World Cup-winning All Blacks captain Richie McCaw announced his immediate
retirement on Thursday after a record 148 Tests, with a new career beckoning as
a commercial helicopter pilot.
"I'm going to be hanging up my boots,
the end of my rugby days," the 34-year-old said after opening his press
conference with a minute's silence for All Black legend Jonah Lomu, who died on
McCaw, a three-time World Rugby player of
the year, last month became the only captain to ever claim back-to-back World
Cups, the pinnacle of a career that has seen him anointed as one of the
McCaw said the time felt right to retire
after the 34-17 win over Australia in the tournament decider at Twickenham.
"That last game, to have that as the
lasting memory of the last time on the pitch -- pretty satisfying," he
During a 15-year career, McCaw earned an
unprecedented 148 Test caps, a feat made all the more impressive because he did
it in the gruelling role of flanker.
New Zealand Rugby chief Steve Tew said
McCaw was the best player he had ever signed.
"Richie's been the most influential
player of his generation, if not of all time," Tew said.
"His playing statistics tell the
story, but Richie has also made a very significant contribution off the field
Former Wallaby flank Phil Waugh, one of
McCaw's fiercest rivals at the breakdown, said the New Zealander would be
remembered as the greatest ever.
"He's the best rugby player of all
time," Waugh told Fox Sports. "He's won more trophies and medals than
any other player."
Australian Rugby Union chief executive Bill
Pulver called him "one of the all-time greats of our game and the greatest
ever All Blacks captain".
McCaw said he would eventually become
involved in rugby again but for now would "step back".
"It's has been a hell of a ride,"

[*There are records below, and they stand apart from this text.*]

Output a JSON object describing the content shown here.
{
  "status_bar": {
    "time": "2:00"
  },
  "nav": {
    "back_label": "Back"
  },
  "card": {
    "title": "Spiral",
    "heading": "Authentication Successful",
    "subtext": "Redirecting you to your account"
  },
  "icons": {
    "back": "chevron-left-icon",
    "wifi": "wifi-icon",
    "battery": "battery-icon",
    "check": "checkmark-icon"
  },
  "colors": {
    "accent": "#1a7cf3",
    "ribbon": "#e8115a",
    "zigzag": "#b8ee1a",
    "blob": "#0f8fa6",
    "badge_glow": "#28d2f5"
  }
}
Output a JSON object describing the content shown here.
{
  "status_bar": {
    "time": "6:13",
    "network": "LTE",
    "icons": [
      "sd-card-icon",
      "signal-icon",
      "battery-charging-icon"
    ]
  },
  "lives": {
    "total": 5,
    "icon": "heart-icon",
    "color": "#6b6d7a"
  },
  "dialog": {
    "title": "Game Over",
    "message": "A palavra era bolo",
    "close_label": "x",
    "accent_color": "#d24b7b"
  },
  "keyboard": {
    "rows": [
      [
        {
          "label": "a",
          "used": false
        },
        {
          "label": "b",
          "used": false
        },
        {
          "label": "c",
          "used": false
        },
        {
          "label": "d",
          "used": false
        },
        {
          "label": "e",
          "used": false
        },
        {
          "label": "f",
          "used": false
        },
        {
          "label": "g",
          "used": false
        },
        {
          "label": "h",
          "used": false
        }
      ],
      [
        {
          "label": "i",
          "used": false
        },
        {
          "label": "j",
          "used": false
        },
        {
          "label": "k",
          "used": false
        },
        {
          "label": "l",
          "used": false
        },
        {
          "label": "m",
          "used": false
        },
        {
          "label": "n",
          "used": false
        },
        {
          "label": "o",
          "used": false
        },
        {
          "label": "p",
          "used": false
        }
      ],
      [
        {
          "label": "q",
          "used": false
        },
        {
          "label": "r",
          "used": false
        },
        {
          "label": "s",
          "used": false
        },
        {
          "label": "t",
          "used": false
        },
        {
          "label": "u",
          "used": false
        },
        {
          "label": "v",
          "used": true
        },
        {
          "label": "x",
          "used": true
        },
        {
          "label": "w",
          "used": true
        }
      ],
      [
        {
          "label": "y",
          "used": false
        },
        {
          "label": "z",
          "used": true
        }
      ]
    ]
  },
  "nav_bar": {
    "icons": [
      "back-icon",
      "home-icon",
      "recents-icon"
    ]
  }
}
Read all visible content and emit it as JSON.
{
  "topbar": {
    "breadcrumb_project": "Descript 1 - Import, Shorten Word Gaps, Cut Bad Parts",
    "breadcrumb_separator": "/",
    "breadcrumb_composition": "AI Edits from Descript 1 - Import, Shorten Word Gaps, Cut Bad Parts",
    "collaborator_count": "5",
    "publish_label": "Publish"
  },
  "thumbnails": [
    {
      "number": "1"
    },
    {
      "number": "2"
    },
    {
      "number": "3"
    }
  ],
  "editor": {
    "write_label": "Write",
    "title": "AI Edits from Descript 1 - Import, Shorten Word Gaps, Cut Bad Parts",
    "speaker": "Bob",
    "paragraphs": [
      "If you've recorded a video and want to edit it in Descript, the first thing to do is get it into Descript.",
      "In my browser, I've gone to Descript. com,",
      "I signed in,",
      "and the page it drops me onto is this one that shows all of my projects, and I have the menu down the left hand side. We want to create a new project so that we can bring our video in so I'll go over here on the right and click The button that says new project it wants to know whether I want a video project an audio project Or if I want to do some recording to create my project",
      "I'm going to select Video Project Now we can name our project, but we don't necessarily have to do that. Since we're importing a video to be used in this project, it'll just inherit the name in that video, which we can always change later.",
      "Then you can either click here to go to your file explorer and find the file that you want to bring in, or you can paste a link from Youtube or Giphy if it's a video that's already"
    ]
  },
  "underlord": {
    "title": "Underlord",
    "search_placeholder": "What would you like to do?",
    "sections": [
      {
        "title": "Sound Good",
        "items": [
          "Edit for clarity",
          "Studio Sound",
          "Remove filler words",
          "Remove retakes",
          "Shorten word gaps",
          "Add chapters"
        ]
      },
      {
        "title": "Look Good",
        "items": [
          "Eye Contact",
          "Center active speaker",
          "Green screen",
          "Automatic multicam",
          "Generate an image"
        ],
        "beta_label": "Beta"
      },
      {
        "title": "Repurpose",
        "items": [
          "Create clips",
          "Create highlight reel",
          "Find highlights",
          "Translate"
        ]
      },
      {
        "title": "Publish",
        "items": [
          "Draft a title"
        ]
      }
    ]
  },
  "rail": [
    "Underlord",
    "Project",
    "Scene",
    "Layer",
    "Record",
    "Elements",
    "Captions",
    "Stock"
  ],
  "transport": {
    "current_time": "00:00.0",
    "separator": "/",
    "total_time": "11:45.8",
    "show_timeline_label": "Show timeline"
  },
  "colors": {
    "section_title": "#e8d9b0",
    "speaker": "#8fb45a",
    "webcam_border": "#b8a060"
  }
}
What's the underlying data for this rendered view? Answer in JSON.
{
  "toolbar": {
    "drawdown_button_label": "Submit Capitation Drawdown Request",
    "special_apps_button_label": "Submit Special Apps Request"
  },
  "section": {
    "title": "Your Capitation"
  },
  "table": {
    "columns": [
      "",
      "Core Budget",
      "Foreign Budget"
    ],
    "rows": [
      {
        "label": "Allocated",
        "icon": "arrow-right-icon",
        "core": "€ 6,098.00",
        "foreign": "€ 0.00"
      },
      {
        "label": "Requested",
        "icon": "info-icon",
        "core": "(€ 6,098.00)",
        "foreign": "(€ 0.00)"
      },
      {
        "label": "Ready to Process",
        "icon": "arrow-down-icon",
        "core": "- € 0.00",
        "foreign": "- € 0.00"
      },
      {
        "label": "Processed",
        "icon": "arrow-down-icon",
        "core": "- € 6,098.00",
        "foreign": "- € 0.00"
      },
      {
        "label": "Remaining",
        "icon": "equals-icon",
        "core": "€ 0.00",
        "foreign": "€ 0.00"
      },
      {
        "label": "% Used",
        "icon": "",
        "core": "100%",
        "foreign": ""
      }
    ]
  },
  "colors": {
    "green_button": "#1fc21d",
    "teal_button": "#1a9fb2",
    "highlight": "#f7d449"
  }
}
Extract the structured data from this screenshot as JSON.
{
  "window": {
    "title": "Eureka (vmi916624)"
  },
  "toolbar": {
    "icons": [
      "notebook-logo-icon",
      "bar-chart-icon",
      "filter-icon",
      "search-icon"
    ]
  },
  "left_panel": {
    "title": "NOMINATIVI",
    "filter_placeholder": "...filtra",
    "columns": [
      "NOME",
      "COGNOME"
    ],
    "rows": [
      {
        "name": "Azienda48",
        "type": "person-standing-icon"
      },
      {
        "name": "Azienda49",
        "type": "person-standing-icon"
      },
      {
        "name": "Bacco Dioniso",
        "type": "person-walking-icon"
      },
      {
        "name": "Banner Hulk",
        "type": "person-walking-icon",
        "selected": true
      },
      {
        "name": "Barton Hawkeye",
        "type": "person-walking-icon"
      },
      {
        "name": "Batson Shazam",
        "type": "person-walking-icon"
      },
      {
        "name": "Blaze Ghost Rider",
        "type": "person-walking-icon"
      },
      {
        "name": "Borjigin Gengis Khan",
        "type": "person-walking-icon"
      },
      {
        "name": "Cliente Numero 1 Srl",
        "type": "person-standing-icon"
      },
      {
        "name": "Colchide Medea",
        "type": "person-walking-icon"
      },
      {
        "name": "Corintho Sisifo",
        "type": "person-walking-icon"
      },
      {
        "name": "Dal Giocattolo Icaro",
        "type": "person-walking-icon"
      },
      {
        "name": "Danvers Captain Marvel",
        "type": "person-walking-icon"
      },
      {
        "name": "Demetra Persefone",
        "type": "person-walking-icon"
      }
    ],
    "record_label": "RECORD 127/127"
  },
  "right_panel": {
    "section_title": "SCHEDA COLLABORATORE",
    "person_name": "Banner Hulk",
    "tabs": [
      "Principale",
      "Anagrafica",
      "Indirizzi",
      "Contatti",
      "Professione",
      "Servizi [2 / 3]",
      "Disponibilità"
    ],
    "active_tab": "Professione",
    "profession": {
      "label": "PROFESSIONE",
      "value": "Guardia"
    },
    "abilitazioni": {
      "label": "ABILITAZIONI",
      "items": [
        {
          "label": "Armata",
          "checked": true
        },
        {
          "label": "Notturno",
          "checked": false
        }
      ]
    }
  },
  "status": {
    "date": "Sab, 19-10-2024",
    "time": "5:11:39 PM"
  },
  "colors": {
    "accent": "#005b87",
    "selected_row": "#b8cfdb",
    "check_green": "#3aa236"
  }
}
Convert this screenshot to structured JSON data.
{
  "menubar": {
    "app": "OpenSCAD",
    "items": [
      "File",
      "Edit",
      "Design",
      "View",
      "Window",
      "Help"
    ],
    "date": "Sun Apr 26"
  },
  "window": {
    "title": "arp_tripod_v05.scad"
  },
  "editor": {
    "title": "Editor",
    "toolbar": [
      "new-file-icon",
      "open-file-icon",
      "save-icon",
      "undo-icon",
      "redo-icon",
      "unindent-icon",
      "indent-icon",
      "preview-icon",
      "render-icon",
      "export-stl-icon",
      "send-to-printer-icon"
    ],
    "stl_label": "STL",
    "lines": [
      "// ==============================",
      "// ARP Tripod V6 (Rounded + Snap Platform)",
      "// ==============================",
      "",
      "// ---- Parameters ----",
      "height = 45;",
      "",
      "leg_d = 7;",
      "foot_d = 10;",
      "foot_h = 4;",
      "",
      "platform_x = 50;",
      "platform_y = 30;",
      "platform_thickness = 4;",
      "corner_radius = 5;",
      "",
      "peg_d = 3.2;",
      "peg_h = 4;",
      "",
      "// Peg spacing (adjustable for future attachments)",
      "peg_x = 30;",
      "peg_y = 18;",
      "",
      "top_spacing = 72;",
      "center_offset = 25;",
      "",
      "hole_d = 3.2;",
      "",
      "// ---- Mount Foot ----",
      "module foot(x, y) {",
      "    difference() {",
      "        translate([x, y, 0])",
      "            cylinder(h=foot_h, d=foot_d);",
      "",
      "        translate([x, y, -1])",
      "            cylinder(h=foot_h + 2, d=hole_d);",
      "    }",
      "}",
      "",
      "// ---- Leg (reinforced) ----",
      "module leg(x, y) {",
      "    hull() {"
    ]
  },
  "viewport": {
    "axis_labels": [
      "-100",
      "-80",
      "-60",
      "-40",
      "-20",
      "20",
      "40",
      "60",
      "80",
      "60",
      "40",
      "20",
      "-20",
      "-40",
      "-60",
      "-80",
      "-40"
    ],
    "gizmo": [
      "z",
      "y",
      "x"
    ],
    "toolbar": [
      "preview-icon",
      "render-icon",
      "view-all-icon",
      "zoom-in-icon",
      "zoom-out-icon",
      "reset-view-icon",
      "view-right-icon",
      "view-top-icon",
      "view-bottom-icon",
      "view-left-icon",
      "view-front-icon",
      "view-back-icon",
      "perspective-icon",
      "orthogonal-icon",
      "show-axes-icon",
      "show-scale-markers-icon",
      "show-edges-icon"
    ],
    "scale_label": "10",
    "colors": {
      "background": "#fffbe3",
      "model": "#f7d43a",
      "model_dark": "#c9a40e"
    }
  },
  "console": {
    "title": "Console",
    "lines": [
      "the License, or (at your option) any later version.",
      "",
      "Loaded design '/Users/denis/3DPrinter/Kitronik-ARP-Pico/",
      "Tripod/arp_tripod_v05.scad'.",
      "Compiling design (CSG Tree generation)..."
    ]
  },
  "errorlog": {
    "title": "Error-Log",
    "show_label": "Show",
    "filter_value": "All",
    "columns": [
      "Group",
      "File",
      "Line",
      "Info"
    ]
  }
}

he said. "I don't sit here sad, I actually sit here just happy with what
I've done, the experiences I've had and looking forward to what's in the
A keen aviator, he revealed plans for a
post-rugby career as a commercial helicopter pilot.
"I am hugely passionate about it, it
will never replace the thrill of running out in front of 80 000 but it is not
far short of it," he said.
McCaw has already been in action since the
World Cup, using a chopper to help South Island winegrowers save their crops
from early-morning frost off the grapes.
All Blacks coach Steve Hansen joked that
McCaw "couldn't catch, couldn't pass, couldn't run" when he first saw
him playing as a "pimply-faced schoolboy".
But Hansen said the outgoing skipper turned
himself into a legend through sheer hard work.
"You've got to pick the right time to
go and he couldn't have picked a better time," he said.
"He is on top of the heap, he's made
his own decision and we'll be forever grateful for what he has done for the All
Asked to nominate a three career
highlights, McCaw picked his Test debut in 2001, his second World Cup win and,
surprisingly, a shock quarter-final loss to France in the 2007 World Cup.
McCaw faced damning criticism of his
captaincy in the wake of the defeat but said the lessons learned were the
foundation for subsequent success.
"That may be a weird one to pick out,
but that's certainly made the last few years really enjoyable for what we've
achieved," he said.
Amid the tributes, rivals were also hoping
McCaw's departure would make the All Blacks more vulnerable, particularly since
fellow greats such as Dan Carter, Ma'a Nonu, Conrad Smith and Keven Mealamu are
"Losing Richie, they'll lose an aura
around him and that leadership, which is very difficult to replace," Waugh
The Sydney Morning Herald agreed, saying
arch-rivals Australia were on the rise just as the All Blacks faced "a
seismic changing of the guards".
"Without McCaw, the All Blacks lose
their cloak of invincibility, such was his presence on the field," it